Below are entries. Pull out all lines containing "collage".

Dataset rows for apps and sites
□ □ □ □

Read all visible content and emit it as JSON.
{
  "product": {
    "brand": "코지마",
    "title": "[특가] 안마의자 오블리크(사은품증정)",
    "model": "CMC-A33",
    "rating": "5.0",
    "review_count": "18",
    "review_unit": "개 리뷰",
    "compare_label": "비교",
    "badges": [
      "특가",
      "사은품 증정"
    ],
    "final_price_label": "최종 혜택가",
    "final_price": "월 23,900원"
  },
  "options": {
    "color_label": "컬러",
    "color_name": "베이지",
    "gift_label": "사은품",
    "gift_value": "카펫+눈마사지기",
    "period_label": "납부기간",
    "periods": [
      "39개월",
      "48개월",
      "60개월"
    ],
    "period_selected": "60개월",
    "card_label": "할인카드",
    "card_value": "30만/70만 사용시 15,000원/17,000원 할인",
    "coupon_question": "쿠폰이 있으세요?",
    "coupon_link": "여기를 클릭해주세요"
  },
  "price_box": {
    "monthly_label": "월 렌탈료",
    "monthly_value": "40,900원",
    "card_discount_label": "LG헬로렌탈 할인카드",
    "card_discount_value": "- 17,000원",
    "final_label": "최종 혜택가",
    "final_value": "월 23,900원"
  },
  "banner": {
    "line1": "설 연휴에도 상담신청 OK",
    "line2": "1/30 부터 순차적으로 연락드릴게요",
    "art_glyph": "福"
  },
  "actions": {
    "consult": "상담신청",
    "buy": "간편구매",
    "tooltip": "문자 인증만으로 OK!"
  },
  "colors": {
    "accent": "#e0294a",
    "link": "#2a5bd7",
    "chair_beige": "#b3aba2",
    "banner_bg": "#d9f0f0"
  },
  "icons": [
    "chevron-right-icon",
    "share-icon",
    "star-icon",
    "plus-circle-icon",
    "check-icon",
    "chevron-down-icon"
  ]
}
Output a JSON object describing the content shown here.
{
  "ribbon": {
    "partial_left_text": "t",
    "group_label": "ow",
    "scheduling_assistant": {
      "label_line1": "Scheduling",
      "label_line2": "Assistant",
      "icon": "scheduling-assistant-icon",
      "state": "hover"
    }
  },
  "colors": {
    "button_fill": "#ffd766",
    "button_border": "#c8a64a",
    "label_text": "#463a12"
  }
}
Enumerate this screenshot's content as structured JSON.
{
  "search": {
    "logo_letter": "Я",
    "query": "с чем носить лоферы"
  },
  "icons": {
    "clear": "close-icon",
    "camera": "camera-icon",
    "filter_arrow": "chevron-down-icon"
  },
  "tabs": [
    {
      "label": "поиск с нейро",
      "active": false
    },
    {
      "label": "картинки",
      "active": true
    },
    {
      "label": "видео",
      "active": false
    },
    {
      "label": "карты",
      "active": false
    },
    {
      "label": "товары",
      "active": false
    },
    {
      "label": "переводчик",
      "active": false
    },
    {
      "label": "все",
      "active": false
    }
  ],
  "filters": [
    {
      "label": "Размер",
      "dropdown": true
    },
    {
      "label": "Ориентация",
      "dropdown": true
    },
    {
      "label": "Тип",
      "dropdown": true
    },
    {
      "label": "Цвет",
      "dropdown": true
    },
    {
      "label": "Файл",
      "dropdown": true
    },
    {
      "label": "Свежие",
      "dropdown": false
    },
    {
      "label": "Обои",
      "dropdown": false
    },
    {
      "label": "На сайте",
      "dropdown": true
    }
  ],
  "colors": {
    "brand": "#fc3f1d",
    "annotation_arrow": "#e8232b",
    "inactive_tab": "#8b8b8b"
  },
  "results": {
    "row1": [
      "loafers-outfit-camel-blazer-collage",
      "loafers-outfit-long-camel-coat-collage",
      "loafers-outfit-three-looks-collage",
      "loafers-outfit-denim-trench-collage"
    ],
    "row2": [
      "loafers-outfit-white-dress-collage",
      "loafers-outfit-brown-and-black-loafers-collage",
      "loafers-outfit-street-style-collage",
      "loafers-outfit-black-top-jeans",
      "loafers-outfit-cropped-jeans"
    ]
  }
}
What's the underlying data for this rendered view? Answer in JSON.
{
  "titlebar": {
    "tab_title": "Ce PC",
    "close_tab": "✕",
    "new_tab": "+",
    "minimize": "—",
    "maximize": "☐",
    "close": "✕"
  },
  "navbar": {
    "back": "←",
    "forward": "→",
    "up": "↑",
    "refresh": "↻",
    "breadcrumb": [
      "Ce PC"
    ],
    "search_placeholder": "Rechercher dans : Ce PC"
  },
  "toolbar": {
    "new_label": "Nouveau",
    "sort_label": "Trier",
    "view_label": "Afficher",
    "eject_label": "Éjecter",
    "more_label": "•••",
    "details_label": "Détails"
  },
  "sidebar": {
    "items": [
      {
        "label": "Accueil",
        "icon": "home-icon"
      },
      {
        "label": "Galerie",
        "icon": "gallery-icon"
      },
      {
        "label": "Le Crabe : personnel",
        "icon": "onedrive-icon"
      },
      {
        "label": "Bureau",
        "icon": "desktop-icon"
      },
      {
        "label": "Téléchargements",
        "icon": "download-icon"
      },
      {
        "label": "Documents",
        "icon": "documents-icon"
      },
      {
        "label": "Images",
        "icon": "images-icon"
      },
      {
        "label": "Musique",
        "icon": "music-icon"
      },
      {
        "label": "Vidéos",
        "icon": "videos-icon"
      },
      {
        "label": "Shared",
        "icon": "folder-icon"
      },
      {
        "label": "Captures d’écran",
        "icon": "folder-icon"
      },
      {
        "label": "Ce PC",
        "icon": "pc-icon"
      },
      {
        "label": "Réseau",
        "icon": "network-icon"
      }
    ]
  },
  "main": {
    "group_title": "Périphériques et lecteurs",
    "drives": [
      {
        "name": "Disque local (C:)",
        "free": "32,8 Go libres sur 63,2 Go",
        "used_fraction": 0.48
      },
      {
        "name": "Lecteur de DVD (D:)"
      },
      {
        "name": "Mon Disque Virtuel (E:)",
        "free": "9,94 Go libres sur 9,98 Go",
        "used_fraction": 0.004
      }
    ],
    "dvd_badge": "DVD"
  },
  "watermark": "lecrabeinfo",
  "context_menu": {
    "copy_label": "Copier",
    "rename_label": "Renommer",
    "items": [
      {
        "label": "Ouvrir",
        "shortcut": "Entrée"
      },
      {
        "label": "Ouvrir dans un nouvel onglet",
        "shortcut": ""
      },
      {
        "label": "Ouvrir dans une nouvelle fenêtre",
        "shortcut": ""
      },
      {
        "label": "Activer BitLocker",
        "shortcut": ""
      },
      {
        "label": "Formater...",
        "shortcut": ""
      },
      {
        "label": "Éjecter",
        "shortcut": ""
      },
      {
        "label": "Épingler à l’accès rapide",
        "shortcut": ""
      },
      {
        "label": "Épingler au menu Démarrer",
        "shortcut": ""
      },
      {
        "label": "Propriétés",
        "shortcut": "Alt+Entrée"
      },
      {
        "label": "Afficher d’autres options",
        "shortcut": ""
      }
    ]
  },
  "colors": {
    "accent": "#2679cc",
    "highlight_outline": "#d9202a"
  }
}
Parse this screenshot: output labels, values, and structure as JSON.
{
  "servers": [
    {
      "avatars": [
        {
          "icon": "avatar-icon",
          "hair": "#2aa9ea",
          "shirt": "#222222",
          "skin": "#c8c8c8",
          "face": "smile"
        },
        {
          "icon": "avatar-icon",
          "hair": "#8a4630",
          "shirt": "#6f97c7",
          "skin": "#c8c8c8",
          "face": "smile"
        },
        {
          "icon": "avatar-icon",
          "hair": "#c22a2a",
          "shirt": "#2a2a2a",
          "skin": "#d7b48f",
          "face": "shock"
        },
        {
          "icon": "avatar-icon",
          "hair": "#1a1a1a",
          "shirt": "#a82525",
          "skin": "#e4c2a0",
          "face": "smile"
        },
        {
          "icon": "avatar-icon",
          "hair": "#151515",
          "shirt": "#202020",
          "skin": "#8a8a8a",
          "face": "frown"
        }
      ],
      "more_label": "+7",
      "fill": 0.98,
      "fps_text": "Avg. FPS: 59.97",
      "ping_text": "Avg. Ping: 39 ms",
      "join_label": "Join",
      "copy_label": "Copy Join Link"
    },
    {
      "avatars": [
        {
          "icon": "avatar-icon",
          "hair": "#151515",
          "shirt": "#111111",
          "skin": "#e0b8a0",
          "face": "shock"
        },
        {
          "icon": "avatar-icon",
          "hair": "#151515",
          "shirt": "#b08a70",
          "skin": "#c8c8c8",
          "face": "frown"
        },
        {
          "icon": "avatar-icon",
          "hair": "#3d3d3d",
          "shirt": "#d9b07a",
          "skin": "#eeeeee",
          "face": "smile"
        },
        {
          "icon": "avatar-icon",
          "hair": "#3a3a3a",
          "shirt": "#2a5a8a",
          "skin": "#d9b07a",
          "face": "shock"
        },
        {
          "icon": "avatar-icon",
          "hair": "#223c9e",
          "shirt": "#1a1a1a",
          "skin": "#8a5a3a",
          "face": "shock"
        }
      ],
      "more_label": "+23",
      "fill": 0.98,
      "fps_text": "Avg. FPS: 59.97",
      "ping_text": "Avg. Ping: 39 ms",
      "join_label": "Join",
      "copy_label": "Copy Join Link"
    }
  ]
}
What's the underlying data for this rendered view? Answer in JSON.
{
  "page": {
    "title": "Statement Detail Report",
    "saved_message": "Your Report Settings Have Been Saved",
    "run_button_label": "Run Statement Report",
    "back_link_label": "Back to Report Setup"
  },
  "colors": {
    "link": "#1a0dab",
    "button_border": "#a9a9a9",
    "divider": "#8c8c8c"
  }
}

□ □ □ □

• Expected output:
      "loafers-outfit-camel-blazer-collage",
      "loafers-outfit-long-camel-coat-collage",
      "loafers-outfit-three-looks-collage",
      "loafers-outfit-denim-trench-collage"
      "loafers-outfit-white-dress-collage",
      "loafers-outfit-brown-and-black-loafers-collage",
      "loafers-outfit-street-style-collage",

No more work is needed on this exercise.